Weighing in on the issue, however, Ford Kenya secretary general MP Eseli Simiyu said the four play in a lower league. He said Kalonzo, Musalia, Wetang'ula and Gideon do not inspire confidence and might be forced to look for Raila if they have to be regarded as a formidable force.
“When you look at them, they are Moi orphans who are regrouping," said Eseli, dismissing the four as part of a bigger crop of politicians interested in the status quo.
On Raila and Ruto reuniting, Eseli termed it possible, saying they could come together in a bitter game of revenge should Uhuru play both of them ahead of the 2022 polls.
“They will end up together because they will have little options,” he told the Star.
Saboti MP Caleb Amisi said given that Raila was able to agree on a working arrangement with Uhuru, who had been his political enemy, there would be nothing impossible.
“Some of us who were abusing Uhuru are now his number one supporters. You can never wish away any possibility, anything is possible," the lawmaker declared.
“They have worked together before and they can still work together. Politics is a matter of interest, and if the interests of Raila and Ruto converge at some point, they will work together.”
Political analysts say the 2022 political battle lines would be drawn clearly after the Building Bridges Initiative process to amend the Constitution.
Political risk analyst Dismas Mokua told the Star that should Kenyans approve the Constitution of Kenya (Amendment) Bill, 2020, in a referendum, the heavyweights would start coalescing to form strong groupings.
“Until the BBI hurdle is off the road, then we cannot say with certainty on what political arrangements we expect in 2022,” he said.
Describing Raila and Ruto as the foremost political heavyweights and ones seen as frontrunners in the 2022 race, Mokua noted that the possibility of them working together would not be remote given the emerging Sacred Union alliance.
The Sacred Union appears to be targeting to vanquish Ruto's and Raila's 2022 political ambitions even as the presidential succession race shapes up.
The BBI process to amend the Constitution is tipped to provide a bigger political table for Musalia, Kalonzo, Wetangula and Gideon to share the gains and spoils in 2022 should Kenyans approve the changes.
For instance, there is talk that the new alliance could front Musalia as its presidential candidate with Kalonzo as running-mate and Gideon tipped for deputy prime minister's post.
Strategists of the alliance are said to be wooing Mombasa governor Hassan Joho to be the other deputy prime minister, with Central Kenya poised to bag the powerful position of PM if the referendum sails through.
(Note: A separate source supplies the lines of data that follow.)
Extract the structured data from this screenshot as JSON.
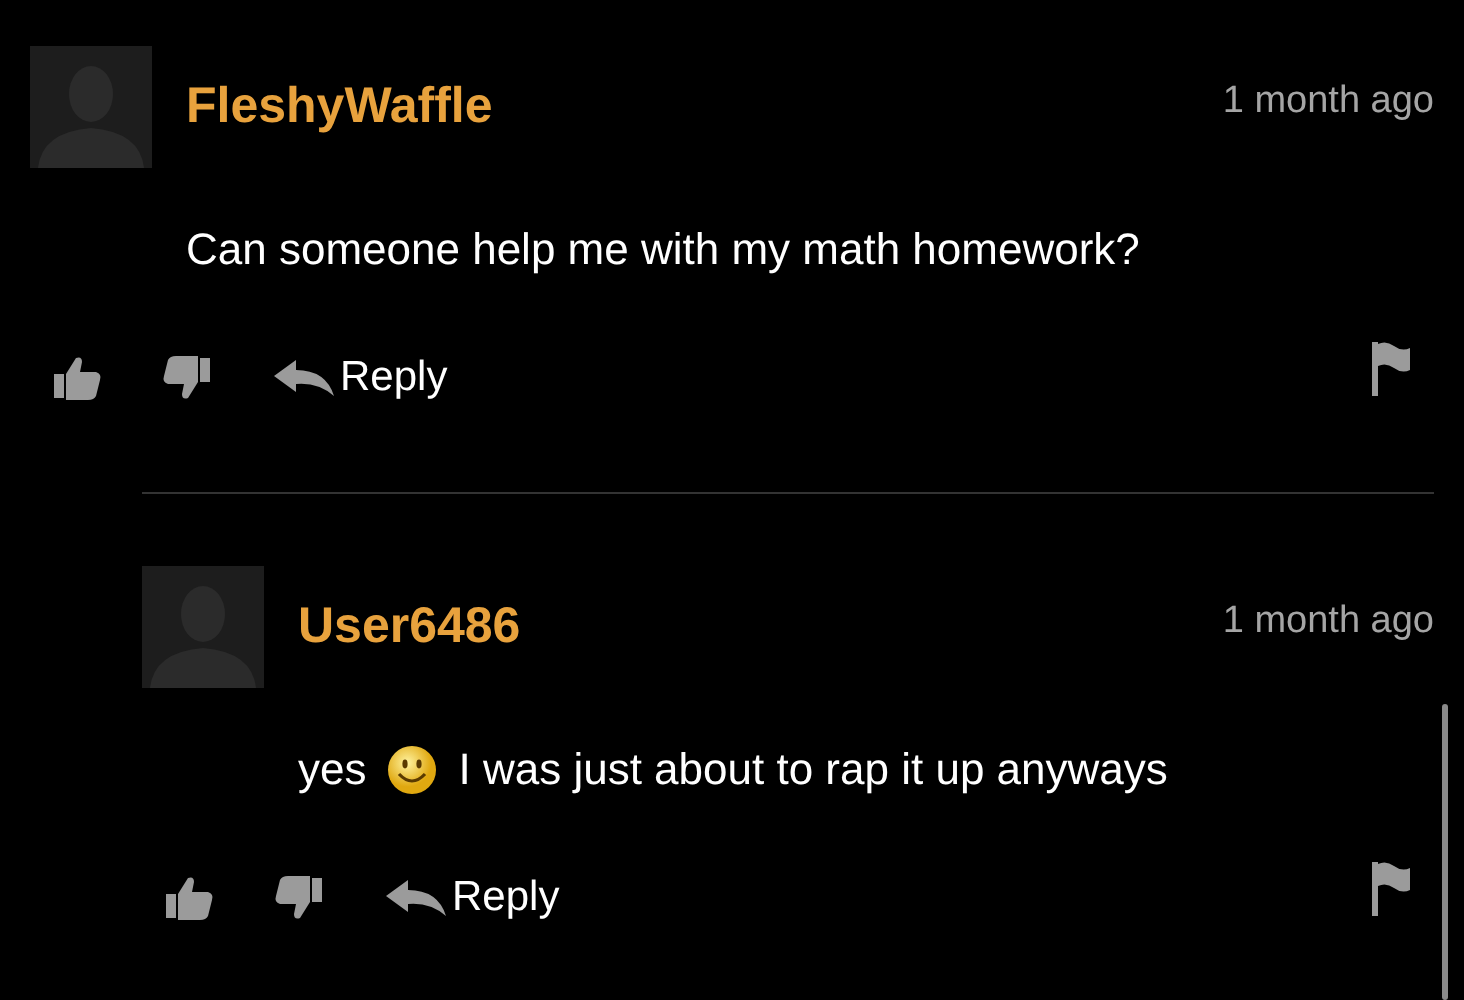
{
  "comments": [
    {
      "author": "FleshyWaffle",
      "time": "1 month ago",
      "parts": [
        {
          "kind": "text",
          "text": "Can someone help me with my math homework?"
        }
      ],
      "reply_label": "Reply",
      "children": [
        {
          "author": "User6486",
          "time": "1 month ago",
          "parts": [
            {
              "kind": "text",
              "text": "yes"
            },
            {
              "kind": "emoji"
            },
            {
              "kind": "text",
              "text": "I was just about to rap it up anyways"
            }
          ],
          "reply_label": "Reply"
        }
      ]
    }
  ]
}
However, Joho, a key Raila ally and the perceived political kingpin of the Coast region, has declared his ambition for the presidency. He has also maintained that he is in ODM to stay, despite speculation that he is spoiling for a fight for the party ticket knowing he cannot win, so he can use it as an excuse to exit.
Edited by F'Orieny